Task directions:
Restate every entry word for word.

Source records:
——————

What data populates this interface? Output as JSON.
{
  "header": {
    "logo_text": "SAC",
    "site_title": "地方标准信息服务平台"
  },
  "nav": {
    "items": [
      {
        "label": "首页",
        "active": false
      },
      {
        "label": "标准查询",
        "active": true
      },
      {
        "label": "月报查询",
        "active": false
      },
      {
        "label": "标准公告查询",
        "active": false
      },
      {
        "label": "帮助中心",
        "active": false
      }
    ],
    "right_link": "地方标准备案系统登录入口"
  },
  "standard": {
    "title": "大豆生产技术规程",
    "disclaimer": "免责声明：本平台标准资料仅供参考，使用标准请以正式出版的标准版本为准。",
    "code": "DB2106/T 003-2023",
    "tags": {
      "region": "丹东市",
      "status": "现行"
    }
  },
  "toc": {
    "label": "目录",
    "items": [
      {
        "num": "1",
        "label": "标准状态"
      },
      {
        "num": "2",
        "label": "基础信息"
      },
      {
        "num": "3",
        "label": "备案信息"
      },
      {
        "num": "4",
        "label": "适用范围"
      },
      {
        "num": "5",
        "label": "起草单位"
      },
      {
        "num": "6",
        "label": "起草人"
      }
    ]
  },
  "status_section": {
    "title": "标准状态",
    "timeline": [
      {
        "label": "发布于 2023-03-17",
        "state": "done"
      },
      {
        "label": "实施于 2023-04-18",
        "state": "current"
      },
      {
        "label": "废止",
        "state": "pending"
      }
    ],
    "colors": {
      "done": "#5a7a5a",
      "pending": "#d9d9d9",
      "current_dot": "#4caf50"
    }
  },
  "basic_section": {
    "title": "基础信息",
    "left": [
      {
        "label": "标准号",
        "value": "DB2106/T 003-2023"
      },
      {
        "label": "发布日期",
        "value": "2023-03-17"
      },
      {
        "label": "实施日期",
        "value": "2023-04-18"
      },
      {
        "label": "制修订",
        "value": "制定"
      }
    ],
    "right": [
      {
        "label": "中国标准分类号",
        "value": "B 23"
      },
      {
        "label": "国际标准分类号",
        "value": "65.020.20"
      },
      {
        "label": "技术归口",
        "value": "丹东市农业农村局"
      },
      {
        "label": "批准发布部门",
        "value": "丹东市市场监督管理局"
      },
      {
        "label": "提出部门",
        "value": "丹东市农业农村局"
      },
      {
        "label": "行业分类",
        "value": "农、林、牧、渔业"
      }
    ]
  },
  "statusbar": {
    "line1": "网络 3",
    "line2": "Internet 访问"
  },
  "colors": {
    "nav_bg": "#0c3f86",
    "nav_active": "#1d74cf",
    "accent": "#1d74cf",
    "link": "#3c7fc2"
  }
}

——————

Answer below:
What data populates this interface? Output as JSON.
{
  "header": {
    "logo_text": "SAC",
    "site_title": "地方标准信息服务平台"
  },
  "nav": {
    "items": [
      {
        "label": "首页",
        "active": false
      },
      {
        "label": "标准查询",
        "active": true
      },
      {
        "label": "月报查询",
        "active": false
      },
      {
        "label": "标准公告查询",
        "active": false
      },
      {
        "label": "帮助中心",
        "active": false
      }
    ],
    "right_link": "地方标准备案系统登录入口"
  },
  "standard": {
    "title": "大豆生产技术规程",
    "disclaimer": "免责声明：本平台标准资料仅供参考，使用标准请以正式出版的标准版本为准。",
    "code": "DB2106/T 003-2023",
    "tags": {
      "region": "丹东市",
      "status": "现行"
    }
  },
  "toc": {
    "label": "目录",
    "items": [
      {
        "num": "1",
        "label": "标准状态"
      },
      {
        "num": "2",
        "label": "基础信息"
      },
      {
        "num": "3",
        "label": "备案信息"
      },
      {
        "num": "4",
        "label": "适用范围"
      },
      {
        "num": "5",
        "label": "起草单位"
      },
      {
        "num": "6",
        "label": "起草人"
      }
    ]
  },
  "status_section": {
    "title": "标准状态",
    "timeline": [
      {
        "label": "发布于 2023-03-17",
        "state": "done"
      },
      {
        "label": "实施于 2023-04-18",
        "state": "current"
      },
      {
        "label": "废止",
        "state": "pending"
      }
    ],
    "colors": {
      "done": "#5a7a5a",
      "pending": "#d9d9d9",
      "current_dot": "#4caf50"
    }
  },
  "basic_section": {
    "title": "基础信息",
    "left": [
      {
        "label": "标准号",
        "value": "DB2106/T 003-2023"
      },
      {
        "label": "发布日期",
        "value": "2023-03-17"
      },
      {
        "label": "实施日期",
        "value": "2023-04-18"
      },
      {
        "label": "制修订",
        "value": "制定"
      }
    ],
    "right": [
      {
        "label": "中国标准分类号",
        "value": "B 23"
      },
      {
        "label": "国际标准分类号",
        "value": "65.020.20"
      },
      {
        "label": "技术归口",
        "value": "丹东市农业农村局"
      },
      {
        "label": "批准发布部门",
        "value": "丹东市市场监督管理局"
      },
      {
        "label": "提出部门",
        "value": "丹东市农业农村局"
      },
      {
        "label": "行业分类",
        "value": "农、林、牧、渔业"
      }
    ]
  },
  "statusbar": {
    "line1": "网络 3",
    "line2": "Internet 访问"
  },
  "colors": {
    "nav_bg": "#0c3f86",
    "nav_active": "#1d74cf",
    "accent": "#1d74cf",
    "link": "#3c7fc2"
  }
}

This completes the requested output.